Araz was really looking a lot worst for wear and was starting to show a lack of balance. Once again we ganged up on him and started telling him to eat with Rob giving him some chocolate and refusing to let Araz do anything with it but eat it. Rob and Andrea split up most of Araz's rock gear (about 14 pounds) so Araz would have a lighter pack. After a rest we once again started down. After about an hour Araz started getting back to his old self and seemed stronger. We eventually reached camp at 6pm and collapsed.
With darkness and it's "cool weather" quickly approaching we made dinner and devoured dinner. Andrea immediately excused herself and headed off to bed. I stayed up with Rob and Araz and talked about layering systems and fuel for the body during climbs until about 9pm. We decided that we would get up when the sun came up (about 6am) since that is when it warmed up. Our goal was to get to the cars by noon.

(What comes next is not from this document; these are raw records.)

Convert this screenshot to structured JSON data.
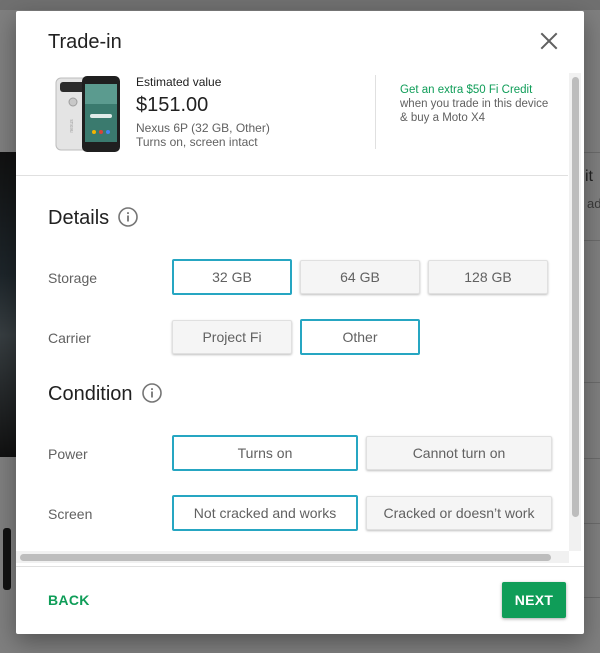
{
  "dialog": {
    "title": "Trade-in",
    "close_icon": "close-icon"
  },
  "summary": {
    "estimated_label": "Estimated value",
    "estimated_value": "$151.00",
    "device_line": "Nexus 6P (32 GB, Other)",
    "condition_line": "Turns on, screen intact",
    "promo_highlight": "Get an extra $50 Fi Credit",
    "promo_line1": "when you trade in this device",
    "promo_line2": "& buy a Moto X4"
  },
  "details": {
    "title": "Details",
    "info_icon": "info-icon",
    "storage": {
      "label": "Storage",
      "options": [
        "32 GB",
        "64 GB",
        "128 GB"
      ],
      "selected": "32 GB"
    },
    "carrier": {
      "label": "Carrier",
      "options": [
        "Project Fi",
        "Other"
      ],
      "selected": "Other"
    }
  },
  "condition": {
    "title": "Condition",
    "info_icon": "info-icon",
    "power": {
      "label": "Power",
      "options": [
        "Turns on",
        "Cannot turn on"
      ],
      "selected": "Turns on"
    },
    "screen": {
      "label": "Screen",
      "options": [
        "Not cracked and works",
        "Cracked or doesn’t work"
      ],
      "selected": "Not cracked and works"
    }
  },
  "footer": {
    "back_label": "BACK",
    "next_label": "NEXT"
  },
  "background": {
    "partial_text": "it",
    "partial_sub": "ade"
  },
  "colors": {
    "accent_green": "#0f9d58",
    "selected_border": "#26a6c2"
  }
}
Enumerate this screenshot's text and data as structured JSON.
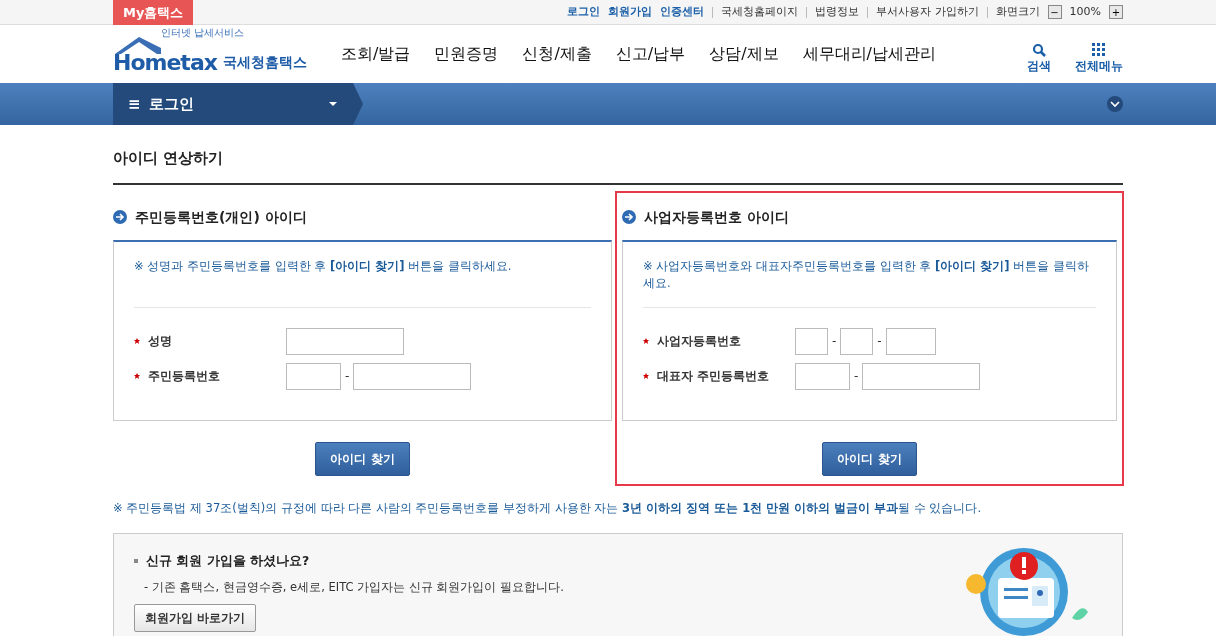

Sunrise came and we quickly started breaking camp and making breakfast. We managed to hit the trail a little after 7:45. We had to descend the snowfields that lead down to LBSL. Based on the condition of the snow yesterday we decided to wear our crampons for descent. After about 10 minutes of walking on the snowfields we realized that we didn’t need the crampons since the snow had already softened up. We continued across the snowfields until we finally reached LBSL.
Gail was feeling the effects of a heavy pack (10 plus pounds of rock climbing gear wasn’t helping) and was finding the descent steep and more difficult than going up. The wet rock from the spring runoff wasn’t helping anything since parts of the trail are down a creek bed. Once again we grouped up and split up some of Gail’s weight.
We found Ebersbacher Ledges more difficult going down. Because of countless climbers going the wrong way on the ledges there were trails that led everywhere. Many of these were in the wrong direction. While the ledges were very obvious going up the hill, they were not obvious going down the hill. Eventually we were able to make our way down the ledges (note: ignore the small cairns and only follow the HUGE ones).
We finally got another well-deserved rest. After the second stream crossing (first one going up), we broke up individually and each hiked down at their own speed. We all reached the cars before noon. We decided skip lunch and headed to Whoa Nellie Café for dinner.